    Rereading this, it sounds like I live in fear, but the truth is that I don’t think about it often. I just know that things are the way they are. Men are going to hit on whoever they want, however they want. What might be harassment to me might be just harmless flirting to someone else. And people who stay oblivious to the sexism that is ingrained in most of us are just perpetuating that. But hey, it’s all in good fun, it’s our own fault if we’re not finding it funny and charming.

    This turned into a monster comment. Sorry.

  454. Brother Ogvorbis, Fully Defenestrated Emperor of Steam, Fire and Absurdity says

    just because I wasn’t dragged into someone’s car forcefully doesn’t mean I have nothing to complain about.

    QFT

    And it doesn’t erase the fact that those situations are scary.

    QFFT

    ===

    I have learned so much in the past three months about male priviledge and the effect it has on women. Not that I was an MRAsshole before, but y’all have opened my eyes. Thank you.

  455. Swann says

    In any case, as soon as anyone suggests this, I’ll join you in condemning this suggestion.

    Where was this suggested again?

    If your intention was not to suggest that, I offer my apologies, I must’ve misunderstood you.

    As for the question you wanted me to answer, I couldn’t give a number that had some objectively valid grounding; just as there isn’t one for violent crimes in general. My point was to negate the claim that all women should be afraid, not to state a positive claim to the contrary. But if that was not the picture you intended to paint, there was actually nothing to negate in the first place.

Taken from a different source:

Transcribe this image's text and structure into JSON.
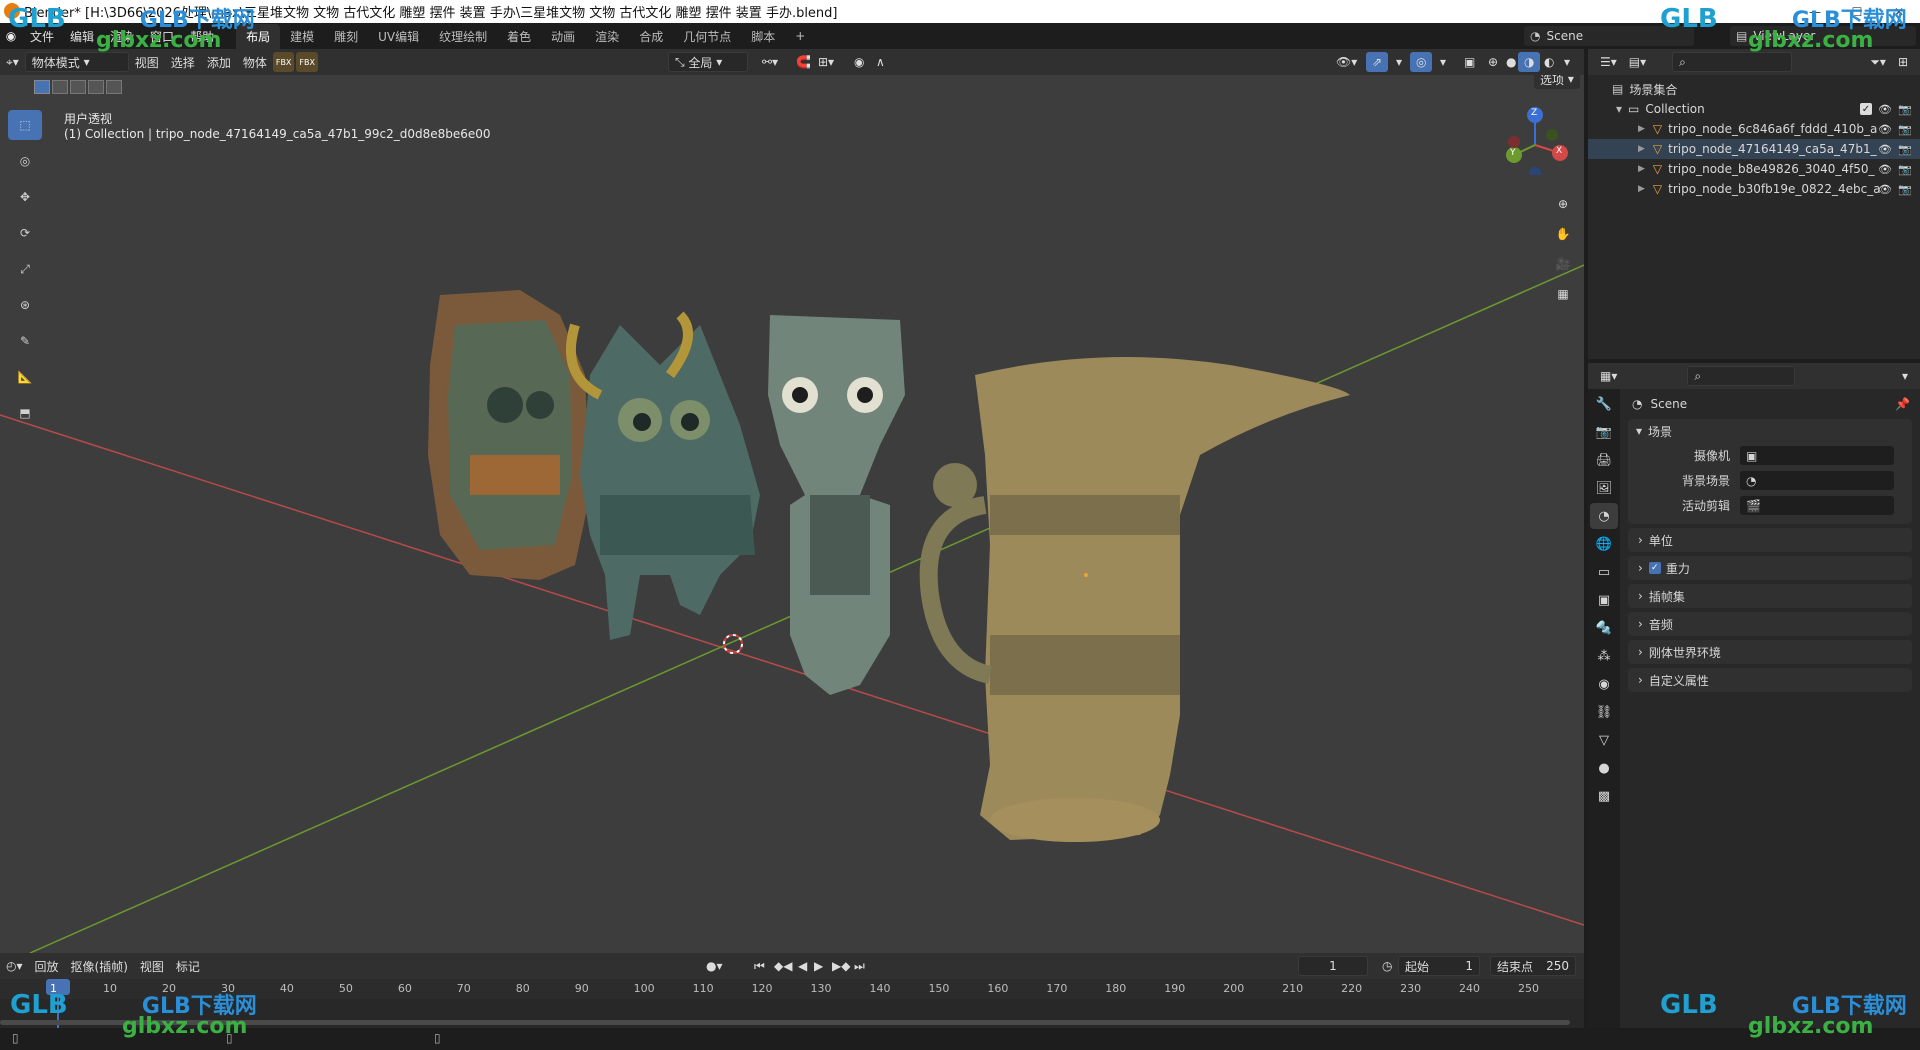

  456. says

    Swann…

    You are standing in a group of 6 people. A gunman comes in and says he is going to shoot one of you.

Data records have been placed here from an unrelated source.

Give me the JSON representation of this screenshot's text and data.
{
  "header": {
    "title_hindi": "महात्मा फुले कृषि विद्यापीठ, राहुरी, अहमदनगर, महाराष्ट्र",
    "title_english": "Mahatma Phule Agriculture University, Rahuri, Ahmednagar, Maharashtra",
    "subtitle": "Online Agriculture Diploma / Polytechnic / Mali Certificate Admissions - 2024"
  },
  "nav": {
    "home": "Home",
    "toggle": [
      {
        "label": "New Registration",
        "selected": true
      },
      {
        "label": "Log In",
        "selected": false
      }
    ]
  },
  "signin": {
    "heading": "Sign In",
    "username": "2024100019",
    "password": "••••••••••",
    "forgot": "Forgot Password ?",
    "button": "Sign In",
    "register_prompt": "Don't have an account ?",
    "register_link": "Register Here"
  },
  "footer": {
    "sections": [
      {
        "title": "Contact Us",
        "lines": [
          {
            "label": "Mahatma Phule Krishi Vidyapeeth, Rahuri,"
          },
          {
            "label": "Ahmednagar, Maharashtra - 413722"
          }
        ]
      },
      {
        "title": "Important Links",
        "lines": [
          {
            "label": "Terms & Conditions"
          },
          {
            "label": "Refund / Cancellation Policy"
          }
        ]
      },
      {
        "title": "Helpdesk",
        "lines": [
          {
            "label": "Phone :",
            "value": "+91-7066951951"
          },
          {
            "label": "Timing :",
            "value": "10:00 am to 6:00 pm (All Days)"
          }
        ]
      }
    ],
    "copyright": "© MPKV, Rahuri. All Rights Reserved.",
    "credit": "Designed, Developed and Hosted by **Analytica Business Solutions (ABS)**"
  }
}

    Do you have a reason to be afraid?

    Because what you aren’t getting is that those are the same odds women face. It’s even worse if we happen to be college age.

    So please, explain why we shouldn’t be afraid?

  457. Nerd of Redhead, Dances OM Trolls says

    My point was to negate the claim that all women should be afraid,

    Which you failed to do. I don’t even know why your tried such a gambit that had already failed if you had actually read the women’s posts for content. As a result, you give them the reason they should be afraid of you. You don’t listen or understand why they are afraid.

  458. Lyn M: droit de seignorita says

    Beatrice @ 496 that was such a great comment. As you described those incidents, I thought, but she wasn’t doing anything risky, walking to see a friend. And remembered that actually you were, you were walking alone while being female.
    Further, when there is a headline like this in the news, “Nude body dumped in local park” does anyone EVER think, poor guy, wonder what happened to him?
    The problem is so ingrained in our society that we don’t even notice such things. And thus, some men feel free to say we shouldn’t worry or we are over-reacting.
    By the way, I am not in favour of there being more murders of men so the headlines are more evenly covering men and women. I am taking the position that we should work on reducing violence toward anyone, but that at the moment, violence towards women is disproportionate.